Chris Dean, CEO of Treasury Prime, knows bank technology. “Most [banking technology] is firmly planted in the 1980s,” he told me. “Very old. Most of the existing systems are not evolved. If you look at a Bancorp, for instance, it is pretty much the same technology over the past 20 years.”
Such stacks might not have been developed using modern engineering practices, either. “If you’re going to build a good app and a good product, you need to build it so you don’t have a lot of bugs, and it’s easy to change,” he said. “[Modular design] is a key difference between the old and new tech, one of the many differences. The older software is not modular. It’s not fault tolerant. It’s not self-healing which a lot of modern software is. If you make a mistake, you can’t crash a [modern] system. That piece gets removed, so it doesn’t infect everything else.” This can’t be said about many old systems.
Banks historically have been slow to adapt, too. So, still today, creating a new bank account can take awhile. “Some places you still have to go into a physical branch,” said Dean. “The average time to create a commercial bank account is two-and-a-half weeks. Doing an integration, like you might want to do with a fintech, that can take a year.”
The vast majority of banking cores are built around mainframe to this day, which involves a central computer used by IT organizations and banks to host the most important, mission-critical applications.
“If you’re a programmer, and you know what you’re doing, and you want to sign up for a service –– like you want to use an API and send a text message –– you go to a Twilio, and you can start sending text messages from a computer program easily. You can click a few buttons, enter your credit card, and you can start sending text messages in like 10 minutes.”
But, if you want to connect to a banking core, it’s hard to even communicate with it. “Once you’re talking to it, it’s sending data in a weird wacky format,” he said. “We wrap the whole core in a modern shiny wrapper. And, whenever you want to talk to it, you just use the normal tools like REST calls and secure TLS/SSL connections. We take those, and we translate that into the crazy internal language of the bank, and talk to the maximum core in the right way and then it gives you back the answers.”
The mission of Treasury Prime is to make banking fast and easy. With its software, the time to open a new bank account can be reduced to about two minutes, and the company has gotten a bank live with their technology in as fast as three days. The company has two types of clients, and acts as a matchmaker between the two.
A return call from the Treasury Prime with account holder information
“On one side, we have banks,” he said. “We go into a bank and we help them automate their systems smoothly, which can increase their margins. On the other side, we have fintechs, who want to do some banking operations. There’s a million examples of these.

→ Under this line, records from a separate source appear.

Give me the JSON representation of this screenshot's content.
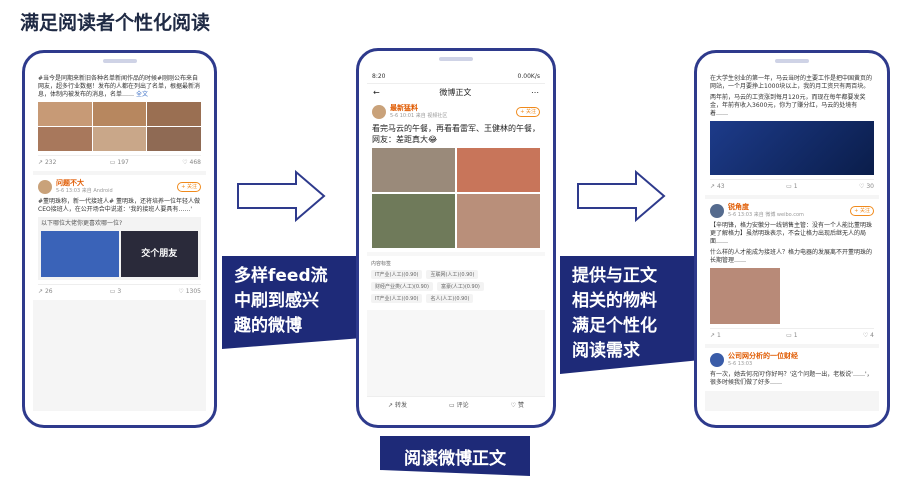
{
  "page_title": "满足阅读者个性化阅读",
  "label_left": [
    "多样feed流",
    "中刷到感兴",
    "趣的微博"
  ],
  "label_right": [
    "提供与正文",
    "相关的物料",
    "满足个性化",
    "阅读需求"
  ],
  "label_bottom": "阅读微博正文",
  "phone_left": {
    "post1": {
      "text": "#当今是同期来新旧各种名单新闻作品的时候#刚刚公布来自网友，超多行业数据！发布的人都在列出了名单，根据最新消息，体制内被发布的消息，名单……",
      "link": "全文",
      "actions": [
        "232",
        "197",
        "468"
      ]
    },
    "post2": {
      "user": "问题不大",
      "meta": "5-6 13:03 来自 Android",
      "follow": "+ 关注",
      "text": "#董明珠称，新一代接班人# 董明珠，还将培养一位年轻人做CEO接班人，在公开场合中说道：'我的接班人要具有……'",
      "question": "以下哪位大佬你更喜欢哪一位?",
      "video_caption": "交个朋友",
      "actions": [
        "26",
        "3",
        "1305"
      ]
    }
  },
  "phone_mid": {
    "status_time": "8:20",
    "status_right": "0.00K/s",
    "nav_title": "微博正文",
    "user": "最新猛料",
    "meta": "5-6 10:01 来自 视频社区",
    "follow": "+ 关注",
    "text": "看完马云的午餐，再看看雷军、王健林的午餐，网友：差距真大😂",
    "tags_title": "内容标签",
    "tags": [
      [
        "IT产业(人工)(0.90)",
        "互联网(人工)(0.90)"
      ],
      [
        "财经产业类(人工)(0.90)",
        "富豪(人工)(0.90)"
      ],
      [
        "IT产业(人工)(0.90)",
        "名人(人工)(0.90)"
      ]
    ],
    "bottom": [
      "转发",
      "评论",
      "赞"
    ]
  },
  "phone_right": {
    "post1": {
      "text": "在大学生创业的第一年，马云当时的主要工作是把中国黄页的网站，一个月要挣上1000块以上，我的月工资只有两百块。",
      "text2": "两年前，马云的工资涨到每月120元，而现在每年都要发奖金，年前有收入3600元，你为了赚分红，马云的处境有着……",
      "actions": [
        "43",
        "1",
        "30"
      ]
    },
    "post2": {
      "user": "锐角度",
      "meta": "5-6 13:03 来自 微博 weibo.com",
      "follow": "+ 关注",
      "text": "【辛明锋，格力安徽分一线销售主管：没有一个人能比董明珠更了解格力】虽然明珠表示，不会让格力出现后继无人的局面……",
      "text2": "什么样的人才能成为接班人？格力电器的发展离不开董明珠的长期管理……",
      "actions": [
        "1",
        "1",
        "4"
      ]
    },
    "post3": {
      "user": "公司网分析的一位财经",
      "meta": "5-6 13:03",
      "text": "有一次，她去何况问'你好吗？'这个问题一出，老板说'……'，很多时候我们做了好多……"
    }
  }
}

That we’ve already gone in and integrated with the bank makes it easy for the fintechs to connect.”
The company, which prefers to operate behind the scenes, currently has 16 clients. One is Radius Bank, a $1.3 billion deposit bank based in Boston. “We help automate their operations,” said Dean. “If you open a bank account there, depending on the kind of account you open or in what way, you’re going to hit [our technology] sooner or later.” Treasury Prime also serves crypto banks, though Dean says there are not many of those due to regulation.
On the fintech side, their clients run the whole gamut. One example is NorthOne, which is a challenger bank focusing on small business clients. NorthOne’s applications have been designed by Treasury Prime.
“You wouldn’t know that,” he said. “We don’t want you to know that. We want you to be focusing on NorthOne.”
Another client of Treasury Prime is MaxMyInterest.com, a wealth management platform for high-net-worth individuals to manage their cash balances.
“Dealing with banks is hard and even people who are expert in it, like MaxMyInterest or NorthOne, realize that were they going to do it from scratch, it would take them a year or more,” he said. “But with us it just takes a few minutes, because all we do are these integrations, making it easy for our partners to use them.”
Dean is surprised by the fact that a fintech company can know their market so well, they can create a product that is better than a regular bank, while still depending on the bank. “NorthOne have really figured out a direct niche,” he said. “They really know small business owners better than anybody else.”
APIs help fintechs create viable business models, and are the wave of the future the way, the banking tech veteran believes. “It is how everything should be done, because it’s too hard to do some things [yourself]. Like for us, doing anything outside of banking is hard. Of course, we’re going to be better at it.”
He added: “APIs have developed into this language of how apps talk to each other, and if you look at a generic app on your phone or web, count the number of API they use. It’s crazy big. It’s not just like one or two. It’s usually like 20 or 30. That’s only going to keep going. It’s easier if I let Amazon handle my authentication or login via Twitter or my banking stuff via Treasury Prime.”
Core banking software is the heart of any bank. It’s the behind-the-scenes engine that processes all deposits, payments, loans, most bank transactions and customer data. Some banks still use core software developed 30 or more years ago, and have layered on top of it “ancillary” products, such as online banking and mobile banking software, creating a complex IT environment that is hard to manage and upgrade to launch new products and comply with emerging regulations.
“We’re like the engine that makes bank accounts for people,” Dean said.